(Stored dataset items)
Segment Open

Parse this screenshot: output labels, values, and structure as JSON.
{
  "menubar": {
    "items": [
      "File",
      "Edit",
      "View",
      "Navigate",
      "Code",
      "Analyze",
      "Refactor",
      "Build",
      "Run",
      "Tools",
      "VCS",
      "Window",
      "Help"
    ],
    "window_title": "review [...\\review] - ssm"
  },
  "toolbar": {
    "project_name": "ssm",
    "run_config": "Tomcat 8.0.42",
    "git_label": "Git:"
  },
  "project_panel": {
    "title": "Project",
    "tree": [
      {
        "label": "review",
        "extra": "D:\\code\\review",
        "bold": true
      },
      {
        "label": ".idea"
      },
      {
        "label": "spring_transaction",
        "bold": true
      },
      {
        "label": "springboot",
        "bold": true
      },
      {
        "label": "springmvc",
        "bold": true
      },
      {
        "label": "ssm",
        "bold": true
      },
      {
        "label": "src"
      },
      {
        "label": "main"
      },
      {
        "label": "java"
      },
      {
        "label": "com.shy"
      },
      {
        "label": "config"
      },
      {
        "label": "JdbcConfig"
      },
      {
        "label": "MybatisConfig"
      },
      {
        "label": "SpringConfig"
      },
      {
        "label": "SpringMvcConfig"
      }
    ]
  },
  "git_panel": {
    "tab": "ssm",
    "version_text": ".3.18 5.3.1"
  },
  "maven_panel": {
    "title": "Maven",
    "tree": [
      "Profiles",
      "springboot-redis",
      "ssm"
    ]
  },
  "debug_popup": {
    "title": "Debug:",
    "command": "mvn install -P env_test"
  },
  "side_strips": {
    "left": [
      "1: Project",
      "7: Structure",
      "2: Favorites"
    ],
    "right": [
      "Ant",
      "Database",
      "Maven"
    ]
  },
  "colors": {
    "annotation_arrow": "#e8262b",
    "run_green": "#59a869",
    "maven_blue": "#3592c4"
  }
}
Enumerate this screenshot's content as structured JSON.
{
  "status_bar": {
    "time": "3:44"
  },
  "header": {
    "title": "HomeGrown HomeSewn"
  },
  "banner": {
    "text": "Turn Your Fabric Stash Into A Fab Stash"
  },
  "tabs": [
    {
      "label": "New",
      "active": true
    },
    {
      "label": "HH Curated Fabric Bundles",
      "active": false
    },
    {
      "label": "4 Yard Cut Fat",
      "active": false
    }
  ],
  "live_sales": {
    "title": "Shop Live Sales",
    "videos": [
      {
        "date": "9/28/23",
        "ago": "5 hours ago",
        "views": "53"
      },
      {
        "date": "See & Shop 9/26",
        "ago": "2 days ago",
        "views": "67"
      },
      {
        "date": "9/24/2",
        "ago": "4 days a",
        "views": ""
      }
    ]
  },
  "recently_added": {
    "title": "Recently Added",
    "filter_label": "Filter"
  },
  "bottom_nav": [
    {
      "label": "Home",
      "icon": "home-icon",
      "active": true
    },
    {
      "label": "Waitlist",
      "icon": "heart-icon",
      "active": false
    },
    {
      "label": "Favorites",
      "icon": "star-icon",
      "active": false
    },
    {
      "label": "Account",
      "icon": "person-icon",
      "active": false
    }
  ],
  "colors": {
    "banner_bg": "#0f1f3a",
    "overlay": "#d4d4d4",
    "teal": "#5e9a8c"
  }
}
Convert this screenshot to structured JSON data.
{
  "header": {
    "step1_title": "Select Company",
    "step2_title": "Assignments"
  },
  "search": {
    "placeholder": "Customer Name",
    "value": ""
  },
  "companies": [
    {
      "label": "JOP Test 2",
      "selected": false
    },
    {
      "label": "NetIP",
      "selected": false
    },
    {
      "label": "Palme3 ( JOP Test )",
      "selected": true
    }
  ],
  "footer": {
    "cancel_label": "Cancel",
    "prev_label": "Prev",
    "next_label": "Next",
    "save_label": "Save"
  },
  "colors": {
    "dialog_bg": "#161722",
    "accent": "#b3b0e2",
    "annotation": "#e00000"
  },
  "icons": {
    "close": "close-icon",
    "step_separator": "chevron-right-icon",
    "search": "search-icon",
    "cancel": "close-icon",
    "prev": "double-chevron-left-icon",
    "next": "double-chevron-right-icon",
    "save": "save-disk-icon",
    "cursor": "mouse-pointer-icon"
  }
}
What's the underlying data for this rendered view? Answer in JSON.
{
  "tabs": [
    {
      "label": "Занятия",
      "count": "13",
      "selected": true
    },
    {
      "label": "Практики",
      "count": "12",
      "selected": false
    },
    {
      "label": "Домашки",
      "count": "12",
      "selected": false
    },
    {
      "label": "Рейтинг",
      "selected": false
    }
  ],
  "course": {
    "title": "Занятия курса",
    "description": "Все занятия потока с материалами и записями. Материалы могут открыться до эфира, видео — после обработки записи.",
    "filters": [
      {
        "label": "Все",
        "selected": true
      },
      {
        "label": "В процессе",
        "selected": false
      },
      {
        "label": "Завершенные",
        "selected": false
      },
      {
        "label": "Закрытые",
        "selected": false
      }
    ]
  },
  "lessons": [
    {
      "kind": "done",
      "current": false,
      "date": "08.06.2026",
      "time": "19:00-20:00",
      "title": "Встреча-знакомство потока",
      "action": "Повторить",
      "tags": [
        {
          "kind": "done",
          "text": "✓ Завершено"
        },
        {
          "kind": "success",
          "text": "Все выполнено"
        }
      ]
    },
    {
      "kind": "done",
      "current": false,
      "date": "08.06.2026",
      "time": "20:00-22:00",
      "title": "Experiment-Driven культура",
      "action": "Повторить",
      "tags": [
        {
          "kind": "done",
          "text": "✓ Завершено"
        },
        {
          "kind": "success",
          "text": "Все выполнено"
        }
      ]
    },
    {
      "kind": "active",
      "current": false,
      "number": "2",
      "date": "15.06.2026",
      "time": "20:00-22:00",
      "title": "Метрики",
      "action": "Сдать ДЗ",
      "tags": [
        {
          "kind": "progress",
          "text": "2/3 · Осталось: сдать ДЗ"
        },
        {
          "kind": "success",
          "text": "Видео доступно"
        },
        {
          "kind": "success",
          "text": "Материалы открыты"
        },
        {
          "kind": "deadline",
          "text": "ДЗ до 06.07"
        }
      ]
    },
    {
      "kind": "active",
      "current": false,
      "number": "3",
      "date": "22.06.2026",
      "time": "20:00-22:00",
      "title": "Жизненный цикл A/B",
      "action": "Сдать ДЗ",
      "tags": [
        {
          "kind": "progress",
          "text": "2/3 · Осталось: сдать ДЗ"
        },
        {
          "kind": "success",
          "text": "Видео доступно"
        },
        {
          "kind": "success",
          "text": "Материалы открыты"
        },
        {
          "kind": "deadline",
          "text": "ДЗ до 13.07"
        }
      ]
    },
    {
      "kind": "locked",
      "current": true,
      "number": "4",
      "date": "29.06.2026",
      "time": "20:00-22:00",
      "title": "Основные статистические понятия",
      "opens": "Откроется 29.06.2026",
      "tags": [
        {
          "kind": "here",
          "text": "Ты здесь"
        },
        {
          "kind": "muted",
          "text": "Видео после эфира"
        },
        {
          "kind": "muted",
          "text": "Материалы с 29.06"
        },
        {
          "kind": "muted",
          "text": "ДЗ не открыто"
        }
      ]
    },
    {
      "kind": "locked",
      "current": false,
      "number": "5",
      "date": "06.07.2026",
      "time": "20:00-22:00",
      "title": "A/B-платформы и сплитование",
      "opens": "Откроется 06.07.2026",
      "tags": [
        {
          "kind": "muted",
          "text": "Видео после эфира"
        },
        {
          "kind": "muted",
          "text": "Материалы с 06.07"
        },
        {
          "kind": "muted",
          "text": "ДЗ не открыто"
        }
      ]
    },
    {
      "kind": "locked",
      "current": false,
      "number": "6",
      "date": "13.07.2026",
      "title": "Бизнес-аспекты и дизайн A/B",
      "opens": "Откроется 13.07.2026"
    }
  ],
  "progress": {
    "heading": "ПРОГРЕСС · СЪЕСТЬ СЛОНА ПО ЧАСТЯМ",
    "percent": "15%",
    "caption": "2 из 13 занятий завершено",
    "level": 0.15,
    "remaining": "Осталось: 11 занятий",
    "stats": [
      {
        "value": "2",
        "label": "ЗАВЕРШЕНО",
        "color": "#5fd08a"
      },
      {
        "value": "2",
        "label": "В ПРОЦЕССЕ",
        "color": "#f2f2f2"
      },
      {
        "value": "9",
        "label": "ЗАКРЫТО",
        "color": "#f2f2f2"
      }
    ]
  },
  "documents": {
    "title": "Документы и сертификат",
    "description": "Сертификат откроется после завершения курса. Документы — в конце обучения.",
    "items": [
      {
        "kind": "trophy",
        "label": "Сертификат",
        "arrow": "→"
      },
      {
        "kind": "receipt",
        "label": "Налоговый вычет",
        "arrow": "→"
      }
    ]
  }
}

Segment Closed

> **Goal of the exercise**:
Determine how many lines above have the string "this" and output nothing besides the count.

> **Written answer**:
4